    Great review Shay…I always love reading these. Your objectivity is much appreciated. I actually don’t think that I will purchase any more Burton boards in the future just because I have branched out so much in what I demand from a board, and price is one of those factors…the only board I’ve consistently loved from Burton is the women’s Feel Good. I’m not a Burton hater, though…so far their Supremes are the only boots that have really held my heels in, despite trying 6-7 brands of boots over the years. Anyway, now I’m rambling. Thanks for the review!

  2. Mikw
    August 25, 2009

    Hey Shay, thanks for the review. I might actually get the EL-V this year as I have had 3 unincs in the past and always wanted one that can float better in powder….and this might be the one.

  3. Tyler
    August 31, 2009

    Hey Shay, thanks for all the product info… Specially in the off season! Some confusion here though about the Easy Living rocker. I picked up the new Burton catalog today, and it says that the Easy Living rocker will have the “flying v” tech, but the website just says the “v-rocker.” Any ideas? Also have you heard anything about the Danny Kass C2BTX? I’m thinking about switching to a more rockered profile this year, but want something that is twin, park-oriented, but stable- and from the reviews the hybrid cambers seem to do the trick. Any info would be great! Thanks again!

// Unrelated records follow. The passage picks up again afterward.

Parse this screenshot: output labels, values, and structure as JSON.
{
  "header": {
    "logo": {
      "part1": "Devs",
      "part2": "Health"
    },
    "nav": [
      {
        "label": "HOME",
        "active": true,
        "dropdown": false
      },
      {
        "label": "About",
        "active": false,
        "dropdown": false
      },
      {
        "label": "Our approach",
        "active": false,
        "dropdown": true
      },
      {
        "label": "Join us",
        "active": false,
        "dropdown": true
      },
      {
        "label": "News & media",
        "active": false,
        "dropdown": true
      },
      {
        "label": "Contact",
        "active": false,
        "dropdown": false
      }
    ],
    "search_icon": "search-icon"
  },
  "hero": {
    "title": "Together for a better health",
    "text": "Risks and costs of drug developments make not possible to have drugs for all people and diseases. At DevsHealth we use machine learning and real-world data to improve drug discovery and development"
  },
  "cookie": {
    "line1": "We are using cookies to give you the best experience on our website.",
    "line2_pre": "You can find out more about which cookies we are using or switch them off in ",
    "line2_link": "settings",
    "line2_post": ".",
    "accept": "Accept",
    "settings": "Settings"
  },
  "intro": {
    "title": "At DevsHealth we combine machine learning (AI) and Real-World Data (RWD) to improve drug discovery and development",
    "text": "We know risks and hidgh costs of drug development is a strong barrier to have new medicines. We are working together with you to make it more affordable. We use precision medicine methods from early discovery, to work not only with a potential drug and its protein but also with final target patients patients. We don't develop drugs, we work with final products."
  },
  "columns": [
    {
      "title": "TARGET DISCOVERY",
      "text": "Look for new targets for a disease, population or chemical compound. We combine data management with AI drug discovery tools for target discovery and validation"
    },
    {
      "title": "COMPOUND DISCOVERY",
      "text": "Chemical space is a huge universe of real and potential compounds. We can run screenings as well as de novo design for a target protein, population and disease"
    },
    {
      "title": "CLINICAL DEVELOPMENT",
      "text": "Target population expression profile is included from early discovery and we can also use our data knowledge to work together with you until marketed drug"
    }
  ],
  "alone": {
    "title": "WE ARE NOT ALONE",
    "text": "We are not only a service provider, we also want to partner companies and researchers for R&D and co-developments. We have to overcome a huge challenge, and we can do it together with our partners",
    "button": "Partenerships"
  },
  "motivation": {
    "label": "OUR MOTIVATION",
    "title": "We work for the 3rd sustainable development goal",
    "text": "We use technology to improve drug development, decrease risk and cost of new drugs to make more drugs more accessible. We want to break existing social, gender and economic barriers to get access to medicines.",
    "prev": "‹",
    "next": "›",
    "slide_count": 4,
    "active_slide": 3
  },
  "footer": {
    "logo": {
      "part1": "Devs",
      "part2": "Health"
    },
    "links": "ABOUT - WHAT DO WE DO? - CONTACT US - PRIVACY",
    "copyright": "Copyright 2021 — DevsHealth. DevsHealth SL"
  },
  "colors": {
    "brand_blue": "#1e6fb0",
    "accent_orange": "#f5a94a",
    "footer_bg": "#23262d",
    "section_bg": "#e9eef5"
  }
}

  4. Shay
    August 31, 2009

    Sweet Mikw! Definitely rocker helps in pow, I’ll try to get this board out in powder during the winter.

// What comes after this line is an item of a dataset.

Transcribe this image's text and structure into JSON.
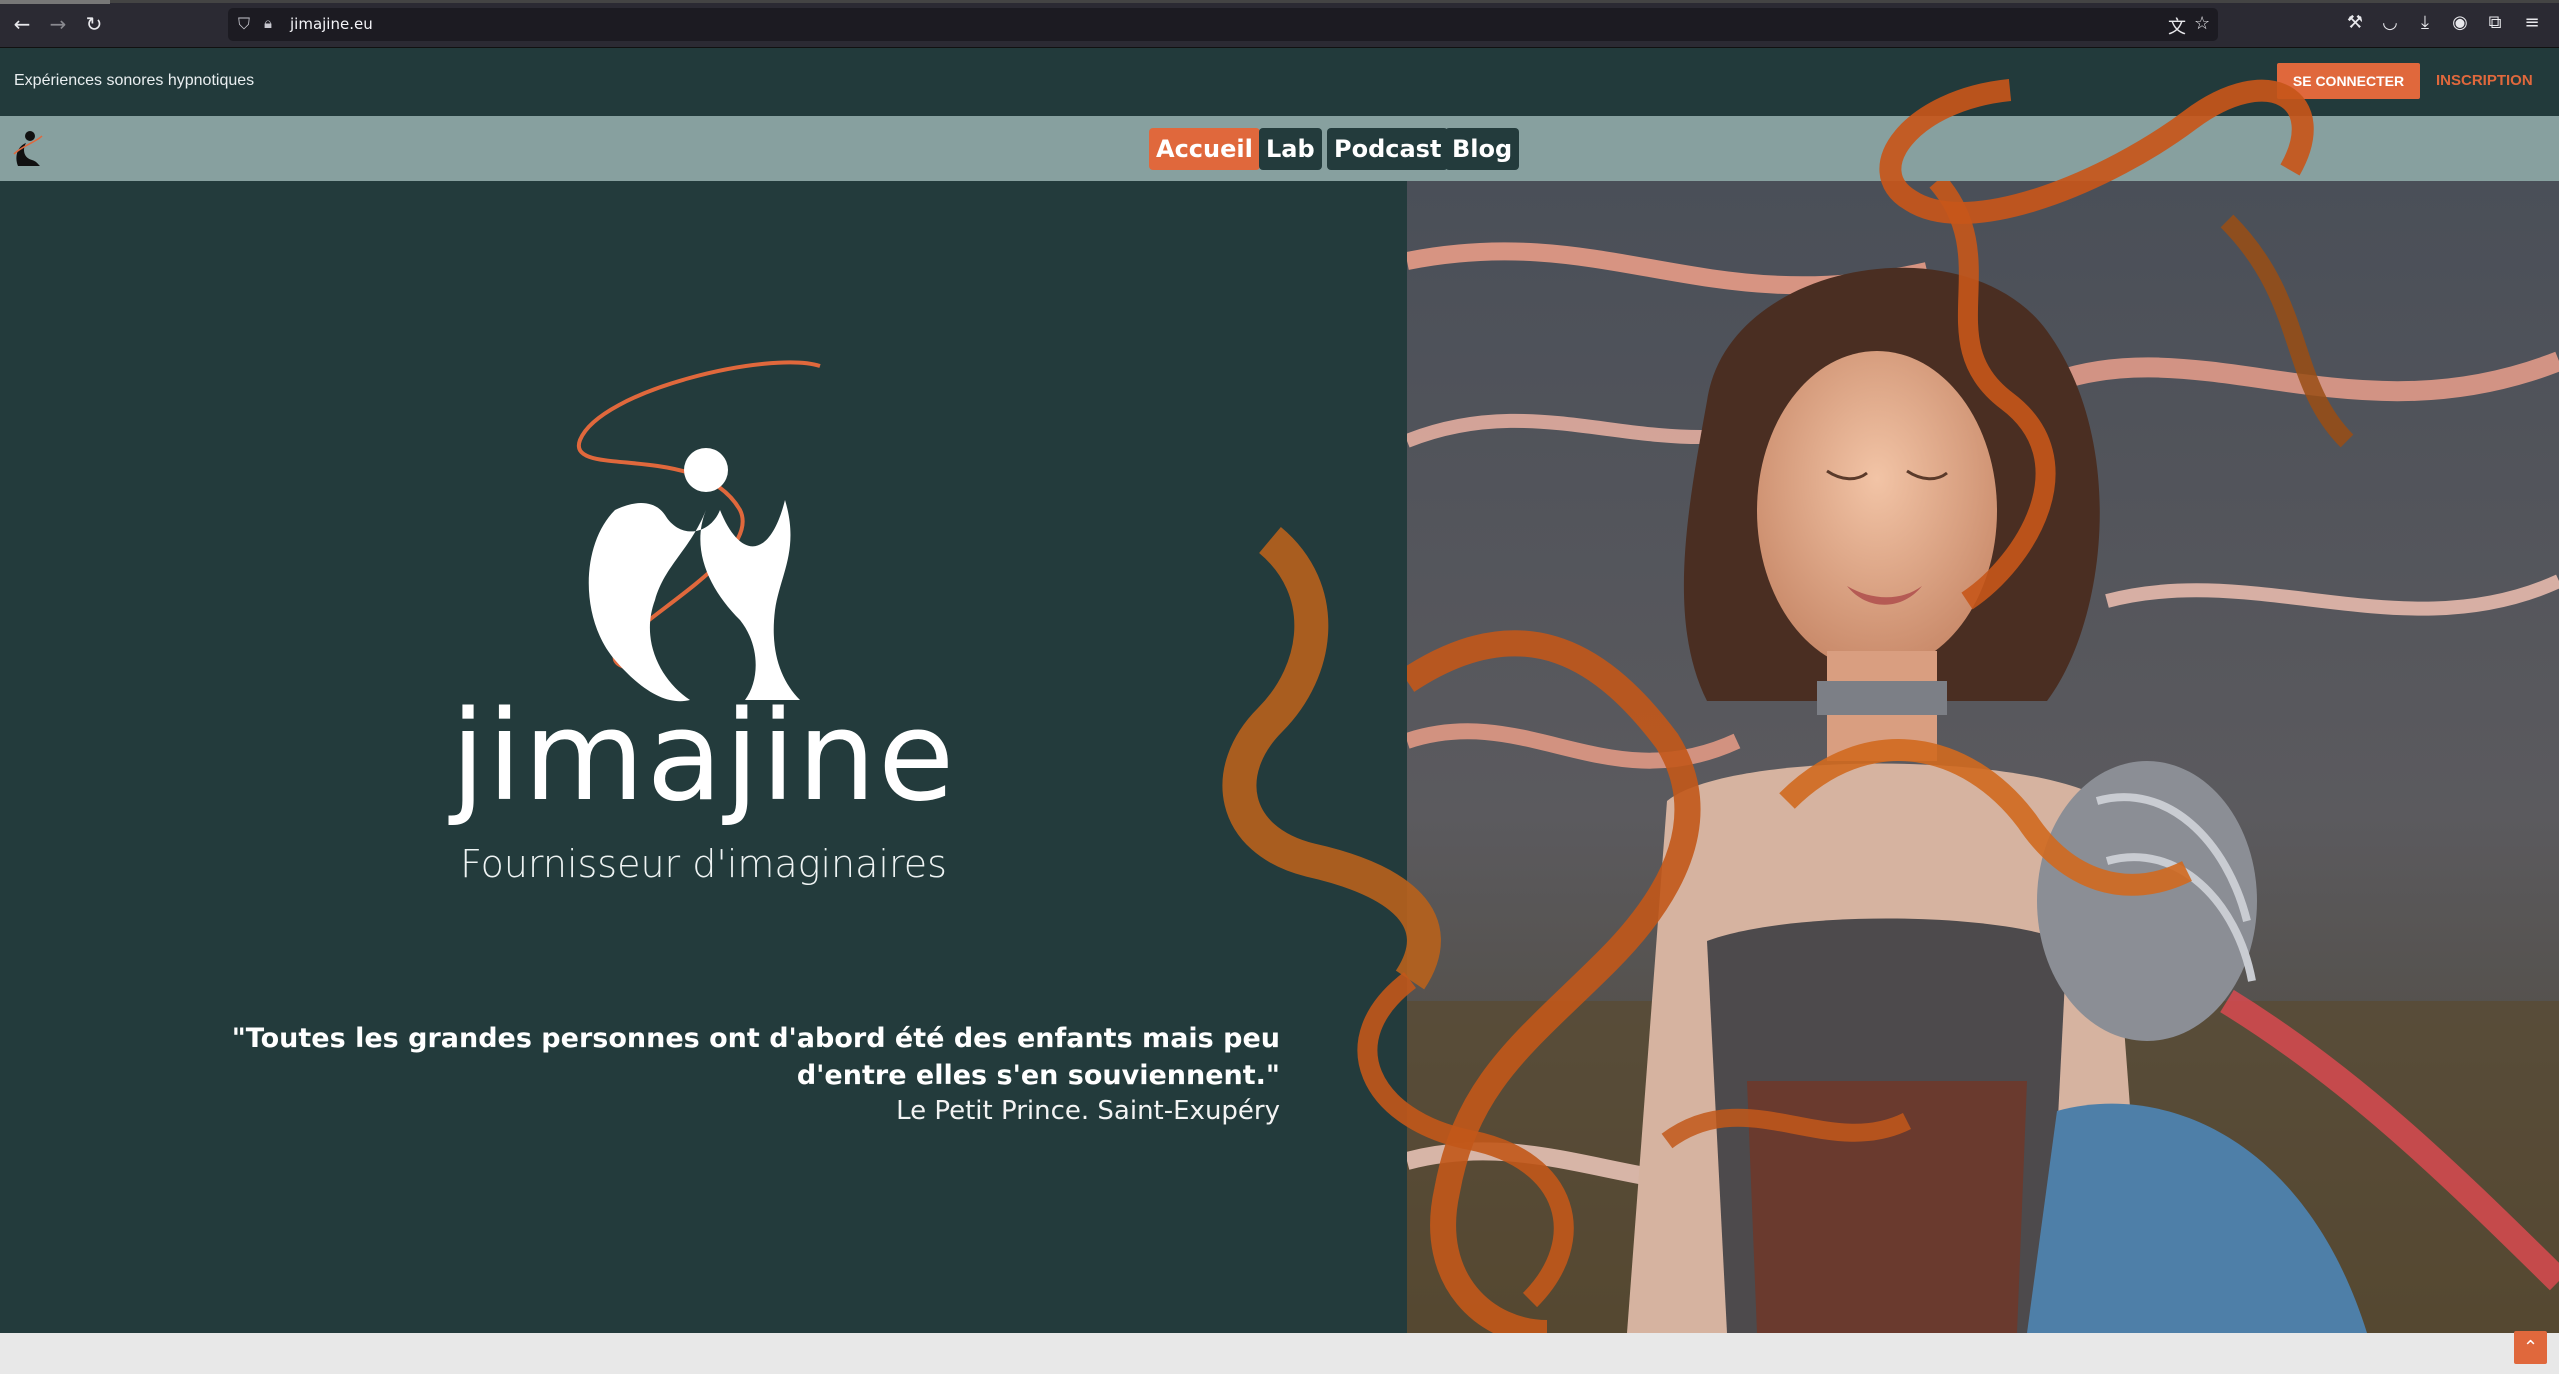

    Tyler, here’s a better look to check out in regards to the easy living debate.

    The Danny Kass C2 is out already, it’s available at shops online. I haven’t ridden it yet, but on the list for the demos in November.

    Hybrid rocker will offer more stability than just a rocker, do you have any chance to demo the boards early in the season?

  5. scratch
    December 01, 2009

    Thanks for the review Shay. I just received my new EL-FV 155 today, and it has exceeded my expectations. Burton’s website lists this board as having a park fly core, and the sticker on my board says it has a park fly II core. I was also stoked when I found that it has lightning bolts and freestyle scoops. Neither of these EL-FV features are listed on the Burton website or any other site for that matter. I realize the stickers on Burton boards can be inaccurate, but I can see the scoops on the tips of the board. As for the park fly II core and lightning bolts, I don’t know. I live in the midwest, and I have not had a chance to ride it yet. I can’t wait to see how it performs on the ice we have out here.

  6. scratch
    December 17, 2009

    I rode the EL-FV two times thus far on pretty much solid Midwest ice. I can’t describe how awesome this board is. I am 6’1″ and 190 pounds, and the 155 is perfect. It has a lot of pop. It holds an edge perfectly at high speeds while riding switch or regular. I also love how catch free the board is. When I am tired of flying through tree runs, I find myself just spinning effortlessly down easier runs. The board is really stable and the never catches an edge. I don’t see myself purchasing another board for a while.